Mortgage rates, energy bills, tax breaks and savings – there’s possibly no financial quandary that Martin Lewis hasn’t tackled since rocketing to fame 14 years ago as the nation’s number one money maven.

In 2003, Lewis founded the hugely popular website, Money Saving Expert with just £100 to pay a web designer. Today the site today attracts more than 15 million monthly, while 11 million are signed up for his Martin’s Money Tips email.

As for the return on his initial investment, Lewis sold the website in 2012 to MoneySupermarket.com for a healthy sum exceeding £80million and remains its executive chairman. He also pledged to donate a large chunk of his wealth to charitable causes.

The charismatic 44-year-old mensch also fronts The Martin Lewis Money Show alongside Saira Khan, which has just returned for a new series and aims to “deal with real problems affecting real people.”

Lewis, who has the enviable ability to crunch numbers in his head without missing a blink, adds: “The show does what it says on the tin – I help you to find ways to cut your bills without changing your lifestyle.”

Over the years, he claims to have helped people save £17m on energy bills and advises them on everything from credits and benefits to the latest bargains on the high street.

The more than 10m templated letters that have been downloaded from his website also suggest Lewis has been a driving force behind people reclaiming bank charges, PPI and council tax.

“Thanks to me, £10billion has been reclaimed from PPI, but the truth is banks prefer me to claims management firms,” he quips. “The truth is companies love and hate me. If I’m backing one of their products as a best buy, then they love me because just having that label will help to shift their product.
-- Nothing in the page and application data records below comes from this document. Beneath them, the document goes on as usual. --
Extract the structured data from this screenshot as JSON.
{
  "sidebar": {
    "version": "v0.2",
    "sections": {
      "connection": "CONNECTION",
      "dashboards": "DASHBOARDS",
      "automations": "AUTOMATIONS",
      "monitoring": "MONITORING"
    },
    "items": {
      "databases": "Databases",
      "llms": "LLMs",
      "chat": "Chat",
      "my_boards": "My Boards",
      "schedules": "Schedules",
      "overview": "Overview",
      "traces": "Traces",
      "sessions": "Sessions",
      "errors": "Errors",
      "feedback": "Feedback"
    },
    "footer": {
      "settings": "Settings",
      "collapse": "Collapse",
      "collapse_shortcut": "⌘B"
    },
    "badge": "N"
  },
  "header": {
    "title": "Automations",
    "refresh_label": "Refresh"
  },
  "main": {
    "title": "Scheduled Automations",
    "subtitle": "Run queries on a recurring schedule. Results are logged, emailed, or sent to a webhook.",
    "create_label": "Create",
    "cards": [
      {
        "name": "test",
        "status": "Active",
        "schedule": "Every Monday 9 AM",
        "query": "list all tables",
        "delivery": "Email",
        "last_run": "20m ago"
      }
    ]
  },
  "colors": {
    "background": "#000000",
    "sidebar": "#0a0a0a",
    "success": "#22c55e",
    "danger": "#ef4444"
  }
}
“One of the things I always say to companies is at least they know where they stand – I may smack you around the face, but it’s always with a straight bat. I’m always consistent.”

In many respects, Lewis is a campaigning journalist who has not only managed to get the nation listening, but also forces large corporates, banks and energy firms to sit up and take notice.

But it wasn’t always this way – in fact Lewis acknowledges his status as a money guru so nearly didn’t happen.

“Whether by good luck or fluke, somehow this turned into a career,” says Lewis, who was awarded an OBE in 2014 for services to consumer rights and charitable services.

Born in Manchester in 1972, his father served as headmaster of Delamere Forest, a Jewish special-needs school, which he says inspired him to appreciate everything he had been given in life.

With interests in maths and politics, Lewis went on to study government and law at the London School of Economics, and then broadcast journalism at Cardiff University.

Lewis landed a job at the BBC to work in its business unit and later moved to Sky’s programme, Simply Money, where the idea for Money Saving Expert began to take root.

“I’m a maths boy and a political boy, so I invented a job around what I’m good at,” Lewis tells me. “I sat down and worked everything out on spreadsheets and that’s how I came to know which were the best deals to go for.”

But the plug was pulled on the channel in 2001. “I almost quit when I didn’t succeed at first,” reveals Lewis. “I just couldn’t get anyone to hear the message.”

All was not lost however, and before long Lewis was offered a column in the Sunday Express, followed by his big break on This Morning.

Producers loved his no-nonsense approach to saving money and he has not looked back since.

Lewis, who has a five-year-old daughter, Sapphire, with wife, television presenter Lara Lewington, marvels at just how popular consumer shows have now become.

“In many ways I invented the genre,” he laughs. “Just look at how many shows on television are all about saving money!”

That said he is keen to stress that his show empowers people and shows them not to be afraid of tacking financial problems.

“The big difference between what I do and a show like Watchdog is that I tell you how to do it yourself. The vast majority of people won’t be saved by a television show, but they can learn how to take on these issues themselves.”

The Martin Lewis Money Show airs on Mondays, 8pm on ITV1.